“We just don’t know about that turf course – how much give is it going to have out there? You just don’t know how that course is going to play with all the rain on it,” he said, “but hopefully it will dry out before the race. We would have rather run last week and be about 1-5, but she fits with these horses for sure. She came back and worked well (after we scratched her), she always does. We’d actually like to have her come from out of it a little bit. Her races earlier in the year, she kind of fell into a few tough trips and was up close. The race at Colonial was a bit odd as there was a horse who really ran off early, but ideally she’ll be in there sitting mid-pack.”

Raw Silk also ventured west for the American Oaks, and the Darley Stable filly checked in eighth, though beaten only 6 lengths after being pressured through quick splits.

Tom Albertrani shifted his filly to the turf in November following a pair of disappointing main-track outings to start her career, and the result was a determined, though ultimately disappointing, 1 1/2-length score. Raw Silk made all the running that day but was disqualified and placed second for drifting out in the stretch.
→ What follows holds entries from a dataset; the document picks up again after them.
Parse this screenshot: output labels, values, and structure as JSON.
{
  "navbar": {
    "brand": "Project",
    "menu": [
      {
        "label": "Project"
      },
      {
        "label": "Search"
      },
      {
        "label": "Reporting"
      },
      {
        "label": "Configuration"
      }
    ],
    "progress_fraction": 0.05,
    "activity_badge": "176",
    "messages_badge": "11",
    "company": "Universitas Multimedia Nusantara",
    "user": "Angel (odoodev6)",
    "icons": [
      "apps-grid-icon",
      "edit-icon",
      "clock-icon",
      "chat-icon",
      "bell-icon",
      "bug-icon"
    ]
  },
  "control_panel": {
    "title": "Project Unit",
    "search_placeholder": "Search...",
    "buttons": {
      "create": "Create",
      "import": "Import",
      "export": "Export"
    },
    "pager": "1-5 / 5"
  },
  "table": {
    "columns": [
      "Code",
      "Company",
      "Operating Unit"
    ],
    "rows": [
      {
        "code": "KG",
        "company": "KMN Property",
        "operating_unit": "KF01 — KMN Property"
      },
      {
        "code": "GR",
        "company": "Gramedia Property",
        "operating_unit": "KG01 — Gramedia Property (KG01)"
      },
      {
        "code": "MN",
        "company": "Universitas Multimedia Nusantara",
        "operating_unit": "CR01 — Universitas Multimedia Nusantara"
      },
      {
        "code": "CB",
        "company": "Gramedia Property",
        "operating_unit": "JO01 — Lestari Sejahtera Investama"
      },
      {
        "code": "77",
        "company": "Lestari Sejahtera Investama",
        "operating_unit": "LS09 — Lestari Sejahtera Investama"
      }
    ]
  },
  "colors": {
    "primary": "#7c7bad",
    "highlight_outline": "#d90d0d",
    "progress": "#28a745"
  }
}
Put away for the winter she returned to break her maiden at Aqueduct April 16, again leading gate to wire, this time finishing 5 1/4 lengths clear. Raw Silk made her stakes debut in the $78,000 Gaviola at Belmont May 8, finishing third, then made waves in the Grade II Sands Point May 31, wiring a classy field over good turf at today’s distance. Alan Garcia takes the return call.

Much Obliged ventures south from trainer Malcolm Pierce’s Woodbine base and rates a long look off of her neck loss in the Grade III Boiling Springs at Monmouth Park June 28. The Pin Oak Stable homebred was beaten edged that day by My Princess Jess, who returned to win the Grade II Lake George here July 25.

Prior to that effort Much Obliged won the American 1000 Guineas at Arlington Park.

A beautifully bred daughter of Kingmambo out of the Strawberry Road mare Danka, Much Obliged looms a danger in the stretch under Shaun Bridgmohan, who’ s 5-for-15 for Pierce over the past two seasons.

Namaste’s Wish chased I Lost My Choo home in the Virginia Oaks, closing from 16 lengths back to finish second. Trained by Bill Mott for Live Oak Plantation, the daughter of Pulpit last visited the winner’s circle after taking the Belmont’s Miss Grillo Stakes in September but has run well against some of the best 3-year-old turf fillies on the East Coast.

Last summer Mott and jockey Kent Desormeaux took their first Lake Placid with Sharp Susan and the duo will try to double up Friday.

Rounding out the Lake Placid field are: Encanto Park (Jorge Chavez), a fringe player in three stakes and today’s potential pacesetter; Rosa Grace (Julien Leparoux), a listed-stakes winner in Europe who makes her first start Stateside; and Zaskar (John Velazquez), 10th after a troubled trip in the American Oaks, her U.S. debut.